In order to “provide” a meal period, an employer must relieve the employee of all duties for an uninterrupted 30-minute period. The employee must be at liberty to use the period for whatever purpose she wishes.
Importantly, an employer is not required to ensure the employee actually takes the break. If an employer relieves the employee of all duties, it will not be held liable for penalties if the employee chooses to work. In other words, an employer is not required to monitor its employee to ensure she does not work during the meal period. However, the employer is responsible for payment of the employee’s regular (or overtime) wage for the time worked, and the employee does not have a right to work through the meal period. Employers can still require that an unpaid meal period be taken in order to avoid overtime liability.

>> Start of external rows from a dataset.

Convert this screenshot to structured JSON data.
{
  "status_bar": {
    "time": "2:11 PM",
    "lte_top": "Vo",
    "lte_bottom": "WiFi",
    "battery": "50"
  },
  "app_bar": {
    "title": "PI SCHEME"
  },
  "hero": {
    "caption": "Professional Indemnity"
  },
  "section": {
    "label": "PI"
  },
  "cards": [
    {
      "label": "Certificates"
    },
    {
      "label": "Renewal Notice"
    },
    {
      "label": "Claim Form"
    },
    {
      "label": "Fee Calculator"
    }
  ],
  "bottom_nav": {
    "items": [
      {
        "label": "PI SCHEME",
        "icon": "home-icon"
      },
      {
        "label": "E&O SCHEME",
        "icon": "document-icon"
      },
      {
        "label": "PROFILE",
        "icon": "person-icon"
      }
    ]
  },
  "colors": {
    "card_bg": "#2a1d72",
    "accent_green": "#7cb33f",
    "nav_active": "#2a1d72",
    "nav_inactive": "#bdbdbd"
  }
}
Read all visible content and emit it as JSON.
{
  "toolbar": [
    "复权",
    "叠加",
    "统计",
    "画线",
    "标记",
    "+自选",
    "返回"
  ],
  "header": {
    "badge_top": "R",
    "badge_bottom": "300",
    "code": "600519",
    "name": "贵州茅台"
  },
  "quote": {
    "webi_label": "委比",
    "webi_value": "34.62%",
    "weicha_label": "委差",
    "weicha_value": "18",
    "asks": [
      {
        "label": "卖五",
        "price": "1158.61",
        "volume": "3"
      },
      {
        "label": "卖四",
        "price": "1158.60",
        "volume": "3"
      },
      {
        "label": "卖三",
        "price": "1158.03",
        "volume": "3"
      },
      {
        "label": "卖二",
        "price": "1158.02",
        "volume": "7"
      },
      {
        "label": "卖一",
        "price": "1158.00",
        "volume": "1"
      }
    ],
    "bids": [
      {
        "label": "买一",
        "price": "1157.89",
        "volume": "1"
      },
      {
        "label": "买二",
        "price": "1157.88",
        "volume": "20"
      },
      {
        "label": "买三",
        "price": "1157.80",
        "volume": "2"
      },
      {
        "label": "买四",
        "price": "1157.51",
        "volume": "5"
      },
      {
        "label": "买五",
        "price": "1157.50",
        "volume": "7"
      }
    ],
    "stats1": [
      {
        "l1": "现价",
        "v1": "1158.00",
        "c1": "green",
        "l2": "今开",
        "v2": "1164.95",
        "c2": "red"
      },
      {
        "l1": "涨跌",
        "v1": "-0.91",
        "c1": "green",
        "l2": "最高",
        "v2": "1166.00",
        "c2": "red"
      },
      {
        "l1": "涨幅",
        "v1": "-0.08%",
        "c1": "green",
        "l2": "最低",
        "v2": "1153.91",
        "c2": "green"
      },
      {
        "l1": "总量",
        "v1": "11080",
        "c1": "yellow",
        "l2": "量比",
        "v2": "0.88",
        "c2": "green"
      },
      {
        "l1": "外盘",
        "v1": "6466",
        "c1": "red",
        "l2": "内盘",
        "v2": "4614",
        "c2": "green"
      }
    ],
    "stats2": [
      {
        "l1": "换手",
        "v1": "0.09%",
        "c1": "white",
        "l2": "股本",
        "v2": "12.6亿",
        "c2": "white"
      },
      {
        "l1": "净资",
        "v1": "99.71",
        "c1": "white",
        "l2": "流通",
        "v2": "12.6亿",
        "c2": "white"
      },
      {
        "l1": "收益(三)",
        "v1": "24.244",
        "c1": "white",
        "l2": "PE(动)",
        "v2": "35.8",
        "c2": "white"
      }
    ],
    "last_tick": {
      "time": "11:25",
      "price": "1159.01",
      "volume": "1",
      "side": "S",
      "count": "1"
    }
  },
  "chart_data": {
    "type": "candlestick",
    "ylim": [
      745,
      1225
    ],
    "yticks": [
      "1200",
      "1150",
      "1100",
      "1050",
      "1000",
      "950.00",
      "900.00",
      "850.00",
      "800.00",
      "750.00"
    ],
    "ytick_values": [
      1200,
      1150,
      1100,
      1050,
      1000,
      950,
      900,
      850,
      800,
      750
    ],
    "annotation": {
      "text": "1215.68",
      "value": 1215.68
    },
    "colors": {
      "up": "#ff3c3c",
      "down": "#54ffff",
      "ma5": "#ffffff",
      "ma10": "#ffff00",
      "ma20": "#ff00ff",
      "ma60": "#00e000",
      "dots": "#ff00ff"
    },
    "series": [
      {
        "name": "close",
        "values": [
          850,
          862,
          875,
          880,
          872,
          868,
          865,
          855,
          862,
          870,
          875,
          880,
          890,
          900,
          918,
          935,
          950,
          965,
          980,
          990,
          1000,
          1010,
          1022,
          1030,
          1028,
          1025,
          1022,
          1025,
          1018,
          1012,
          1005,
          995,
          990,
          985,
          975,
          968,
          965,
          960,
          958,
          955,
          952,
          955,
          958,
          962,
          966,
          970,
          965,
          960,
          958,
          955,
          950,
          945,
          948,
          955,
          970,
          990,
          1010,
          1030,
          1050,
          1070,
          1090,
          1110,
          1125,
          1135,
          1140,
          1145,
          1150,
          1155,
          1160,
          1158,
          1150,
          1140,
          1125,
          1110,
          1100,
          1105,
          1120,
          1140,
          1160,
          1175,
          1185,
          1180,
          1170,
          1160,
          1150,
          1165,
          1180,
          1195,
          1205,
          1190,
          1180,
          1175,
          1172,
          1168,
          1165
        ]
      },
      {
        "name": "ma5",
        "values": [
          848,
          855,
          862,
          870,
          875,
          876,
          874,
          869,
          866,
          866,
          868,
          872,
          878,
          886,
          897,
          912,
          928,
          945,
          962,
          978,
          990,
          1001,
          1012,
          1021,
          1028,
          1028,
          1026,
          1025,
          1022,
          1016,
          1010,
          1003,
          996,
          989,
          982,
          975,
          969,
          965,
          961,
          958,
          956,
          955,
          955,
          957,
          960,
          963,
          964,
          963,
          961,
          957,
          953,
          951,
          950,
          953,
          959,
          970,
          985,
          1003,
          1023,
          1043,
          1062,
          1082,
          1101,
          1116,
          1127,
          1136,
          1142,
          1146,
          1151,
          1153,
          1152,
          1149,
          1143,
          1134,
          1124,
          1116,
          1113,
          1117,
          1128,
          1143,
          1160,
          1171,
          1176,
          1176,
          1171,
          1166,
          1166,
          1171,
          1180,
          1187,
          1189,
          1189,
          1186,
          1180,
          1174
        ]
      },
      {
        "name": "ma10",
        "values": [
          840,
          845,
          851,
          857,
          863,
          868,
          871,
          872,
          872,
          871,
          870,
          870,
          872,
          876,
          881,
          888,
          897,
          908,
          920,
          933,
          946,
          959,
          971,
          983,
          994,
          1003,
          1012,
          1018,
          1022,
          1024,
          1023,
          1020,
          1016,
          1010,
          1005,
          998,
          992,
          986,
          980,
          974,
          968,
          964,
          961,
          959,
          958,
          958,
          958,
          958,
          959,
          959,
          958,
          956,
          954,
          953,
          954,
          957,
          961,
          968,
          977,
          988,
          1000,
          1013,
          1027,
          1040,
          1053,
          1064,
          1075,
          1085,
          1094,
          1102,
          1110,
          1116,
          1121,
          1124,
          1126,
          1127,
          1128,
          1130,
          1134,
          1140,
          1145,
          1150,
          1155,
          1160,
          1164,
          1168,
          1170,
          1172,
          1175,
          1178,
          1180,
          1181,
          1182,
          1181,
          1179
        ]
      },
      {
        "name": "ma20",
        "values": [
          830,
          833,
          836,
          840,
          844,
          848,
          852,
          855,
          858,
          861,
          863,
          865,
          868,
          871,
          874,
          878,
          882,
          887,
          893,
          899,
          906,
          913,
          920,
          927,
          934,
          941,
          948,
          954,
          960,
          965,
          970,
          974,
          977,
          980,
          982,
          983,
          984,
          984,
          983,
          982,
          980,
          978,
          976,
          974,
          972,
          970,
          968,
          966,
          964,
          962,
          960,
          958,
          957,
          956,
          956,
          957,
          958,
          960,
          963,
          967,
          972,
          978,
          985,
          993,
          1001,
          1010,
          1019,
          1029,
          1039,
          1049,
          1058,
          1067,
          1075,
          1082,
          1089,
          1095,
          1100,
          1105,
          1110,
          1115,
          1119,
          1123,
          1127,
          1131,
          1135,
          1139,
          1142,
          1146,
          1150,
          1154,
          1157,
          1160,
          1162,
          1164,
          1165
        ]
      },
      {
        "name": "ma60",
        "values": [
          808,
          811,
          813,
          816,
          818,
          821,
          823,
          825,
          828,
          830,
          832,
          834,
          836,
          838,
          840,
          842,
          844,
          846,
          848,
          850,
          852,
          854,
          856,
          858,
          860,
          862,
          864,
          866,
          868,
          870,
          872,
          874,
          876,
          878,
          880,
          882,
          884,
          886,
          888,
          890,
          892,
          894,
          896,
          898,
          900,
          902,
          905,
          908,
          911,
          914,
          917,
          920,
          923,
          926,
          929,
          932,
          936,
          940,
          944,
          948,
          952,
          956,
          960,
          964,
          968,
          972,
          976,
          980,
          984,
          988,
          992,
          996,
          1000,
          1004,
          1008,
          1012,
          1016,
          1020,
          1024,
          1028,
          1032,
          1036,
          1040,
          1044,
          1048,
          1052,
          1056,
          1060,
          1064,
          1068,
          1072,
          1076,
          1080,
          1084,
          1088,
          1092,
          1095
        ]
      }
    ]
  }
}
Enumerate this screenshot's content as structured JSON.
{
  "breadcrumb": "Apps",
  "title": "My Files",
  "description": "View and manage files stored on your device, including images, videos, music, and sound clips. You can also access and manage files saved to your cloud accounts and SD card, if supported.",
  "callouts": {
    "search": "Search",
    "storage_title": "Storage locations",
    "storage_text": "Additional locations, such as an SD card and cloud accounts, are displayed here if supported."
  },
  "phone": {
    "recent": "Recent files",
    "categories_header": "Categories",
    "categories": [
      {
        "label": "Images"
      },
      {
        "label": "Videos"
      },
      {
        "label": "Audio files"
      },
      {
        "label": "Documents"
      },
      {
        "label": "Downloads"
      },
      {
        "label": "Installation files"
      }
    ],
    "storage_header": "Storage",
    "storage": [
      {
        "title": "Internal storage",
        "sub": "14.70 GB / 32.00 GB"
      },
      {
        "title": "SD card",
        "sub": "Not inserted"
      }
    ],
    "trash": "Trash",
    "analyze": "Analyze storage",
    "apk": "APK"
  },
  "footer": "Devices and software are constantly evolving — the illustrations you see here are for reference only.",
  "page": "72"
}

A first meal period must start no later than the completion of five hours of work and a second meal period must start no later than completion of ten hours of work. If an employee takes their first meal break after only two hours worked, there is no requirement to provide a second meal break until the employee has worked ten hours.
B. Employer’s Duty to Provide Rest Periods
An employer must make a good faith effort to furnish rest breaks in the middle of the work period, but may deviate from this schedule based on practical constraints. There does not need to be any specific order in taking meal and rest periods. The first meal period can occur before the first rest period. However, for an eight hour shift, “as a general matter,” one rest break should fall on either side of the meal period.
To calculate the amount of rest time that must be provided in a given workday, the employer should take the number of work hours divided by four (rounded down if the fractional part is half or less than half and up if it is more) and multiply by ten minutes:
|Required Break Time
|Less than 3.5 hours
|3.5 hours to 6 hours
|More than 6 hours to 10 hours
|More than 10 hours to 14 hours
Important Steps for Employers
Now that the California Supreme Court has clarified some formerly disputed meal and rest periods issues, it is important for employers to confirm their existing policies and practices comply with the Court’s ruling. Employers should also provide training to their managers and supervisors to ensure proper break polices are implemented with the non-exempt employees to ensure their meal and rest period policies are followed.